* Brief
Going through the data below, please show each line containing the string "value".

Records drawn from a dataset:
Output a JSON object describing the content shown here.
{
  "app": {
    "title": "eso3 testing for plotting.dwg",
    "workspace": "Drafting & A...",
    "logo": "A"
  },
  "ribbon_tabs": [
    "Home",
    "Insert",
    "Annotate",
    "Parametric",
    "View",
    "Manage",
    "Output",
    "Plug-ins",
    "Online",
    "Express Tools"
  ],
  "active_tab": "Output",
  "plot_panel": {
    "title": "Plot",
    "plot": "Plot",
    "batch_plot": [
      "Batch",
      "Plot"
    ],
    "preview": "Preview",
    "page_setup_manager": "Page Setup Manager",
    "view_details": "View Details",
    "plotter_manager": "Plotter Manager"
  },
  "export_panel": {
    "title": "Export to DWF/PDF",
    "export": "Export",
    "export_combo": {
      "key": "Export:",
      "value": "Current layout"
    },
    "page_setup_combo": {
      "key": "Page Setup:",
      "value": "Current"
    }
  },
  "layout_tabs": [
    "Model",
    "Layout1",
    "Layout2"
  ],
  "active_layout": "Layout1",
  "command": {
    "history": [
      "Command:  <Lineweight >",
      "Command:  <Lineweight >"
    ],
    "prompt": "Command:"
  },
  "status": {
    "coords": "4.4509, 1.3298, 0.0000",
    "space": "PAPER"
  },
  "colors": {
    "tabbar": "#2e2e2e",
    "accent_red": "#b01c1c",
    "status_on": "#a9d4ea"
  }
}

* Answer space
      "value": "Current layout"
      "value": "Current"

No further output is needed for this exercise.